Personally I think I will use a tripod arrangement next time so the video isn’t so shaky, and I’ll be able to have two hands free – one for the throttle and one to throw switches and uncouple. I also need to look into a skewer or something similar to uncouple cars. So many things… so little time.


Car Cards and Operations

I recorded a video to talk about the car cards I am trying out for my layout. I am going to use it to run through a trial operations session to see how well it works.

In this video I show the car cards I am using, the card pockets I installed around the layout, and the inserts into the pockets for the destinations. Photos below the video…

Car Card with Pocket
Car Card with Pocket

Here is a completed car card, with a caboose card inserted into the pocket.

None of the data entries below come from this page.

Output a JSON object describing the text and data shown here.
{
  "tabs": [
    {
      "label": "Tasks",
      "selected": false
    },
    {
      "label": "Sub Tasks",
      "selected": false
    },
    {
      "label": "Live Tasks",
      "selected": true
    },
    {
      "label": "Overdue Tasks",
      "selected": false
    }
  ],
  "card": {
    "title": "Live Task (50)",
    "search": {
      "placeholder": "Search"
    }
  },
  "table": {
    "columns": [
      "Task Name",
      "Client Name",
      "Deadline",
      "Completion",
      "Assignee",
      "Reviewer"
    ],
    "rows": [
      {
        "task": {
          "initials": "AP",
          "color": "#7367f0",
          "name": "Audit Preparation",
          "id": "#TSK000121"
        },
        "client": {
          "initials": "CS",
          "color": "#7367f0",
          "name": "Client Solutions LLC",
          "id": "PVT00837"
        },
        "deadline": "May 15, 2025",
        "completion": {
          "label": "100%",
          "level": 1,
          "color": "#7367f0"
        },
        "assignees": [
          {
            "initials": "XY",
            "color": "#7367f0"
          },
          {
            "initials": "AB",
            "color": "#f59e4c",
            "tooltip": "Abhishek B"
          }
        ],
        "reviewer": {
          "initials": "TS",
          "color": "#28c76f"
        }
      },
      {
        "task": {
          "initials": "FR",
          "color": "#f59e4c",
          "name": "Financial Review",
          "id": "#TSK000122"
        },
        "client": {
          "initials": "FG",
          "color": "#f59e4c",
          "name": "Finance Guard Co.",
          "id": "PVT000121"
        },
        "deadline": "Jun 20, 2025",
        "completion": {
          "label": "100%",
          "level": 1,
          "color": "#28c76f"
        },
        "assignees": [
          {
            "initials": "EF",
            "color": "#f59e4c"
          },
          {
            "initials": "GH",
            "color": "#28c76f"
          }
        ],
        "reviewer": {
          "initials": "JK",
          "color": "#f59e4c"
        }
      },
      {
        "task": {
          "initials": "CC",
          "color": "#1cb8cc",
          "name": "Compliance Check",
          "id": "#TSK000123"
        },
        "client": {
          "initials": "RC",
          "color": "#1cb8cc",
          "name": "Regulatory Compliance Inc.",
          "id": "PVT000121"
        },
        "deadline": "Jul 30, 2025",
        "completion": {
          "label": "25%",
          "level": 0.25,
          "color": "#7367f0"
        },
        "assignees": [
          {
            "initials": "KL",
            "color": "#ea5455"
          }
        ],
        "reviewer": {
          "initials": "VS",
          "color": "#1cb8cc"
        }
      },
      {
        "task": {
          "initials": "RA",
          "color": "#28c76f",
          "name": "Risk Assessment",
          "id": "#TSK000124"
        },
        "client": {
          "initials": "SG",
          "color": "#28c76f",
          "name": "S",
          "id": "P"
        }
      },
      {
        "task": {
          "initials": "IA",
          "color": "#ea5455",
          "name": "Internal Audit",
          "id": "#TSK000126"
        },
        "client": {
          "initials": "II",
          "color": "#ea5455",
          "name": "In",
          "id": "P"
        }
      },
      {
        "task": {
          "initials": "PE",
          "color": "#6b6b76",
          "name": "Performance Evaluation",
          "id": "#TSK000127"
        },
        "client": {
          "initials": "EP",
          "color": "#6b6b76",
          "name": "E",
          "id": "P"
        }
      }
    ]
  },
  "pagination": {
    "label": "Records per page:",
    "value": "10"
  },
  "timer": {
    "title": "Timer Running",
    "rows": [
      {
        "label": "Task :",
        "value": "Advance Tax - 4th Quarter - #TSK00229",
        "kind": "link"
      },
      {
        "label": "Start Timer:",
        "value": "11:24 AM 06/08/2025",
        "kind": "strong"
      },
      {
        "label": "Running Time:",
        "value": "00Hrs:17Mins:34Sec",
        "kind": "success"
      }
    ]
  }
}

These car cards were generated by the Easy Model Railroad Inventory program, a free program. See this Facebook group for a link to download it.

You print several cards per sheet of paper, then cut each card out and fold the bottom up and tape it to make the pocket. The fold lines are printed as part of the card, so it is really easy to put these cards together.

For card holders, I cut the tops off envelopes and staple-gunned them to the edge of my layout. That’ll do for now until I put a fascia on, and at that point I’ll look for a nicer card box. Precision Design Co. makes some very nice and inexpensive laser-cut boxes.

I used Excel to make the inserts for the cards. The inserts show where the card should go. Here’s an example showing an insert “EAST to Toronto”.

Car Cards with Inserts
Car Cards with Inserts

The intent is to use these to route the cars to their destinations. Once they have arrived, the yellow destination tags are removed and a HOLD tag is inserted to show it is to stay there.

Sometime between operation sessions, I’ll replace some of the HOLD tags with destination tags so they’ll get moved in the next session.

These destination tags are commonly called waybills. I am using a very simple system…. maybe too simple.

Some people use “4 cycle waybills” where there are four destinations on a waybill, and after a car arrives at the currently-shown destination, you flip the card over or upside down to show the next destination. The car will end up cycling between those 4 destinations.

This page discusses some other ways to forward cards.

That’s the basic idea… we’ll see how it works in the next post.

Question: What do you use for a car card system, if any?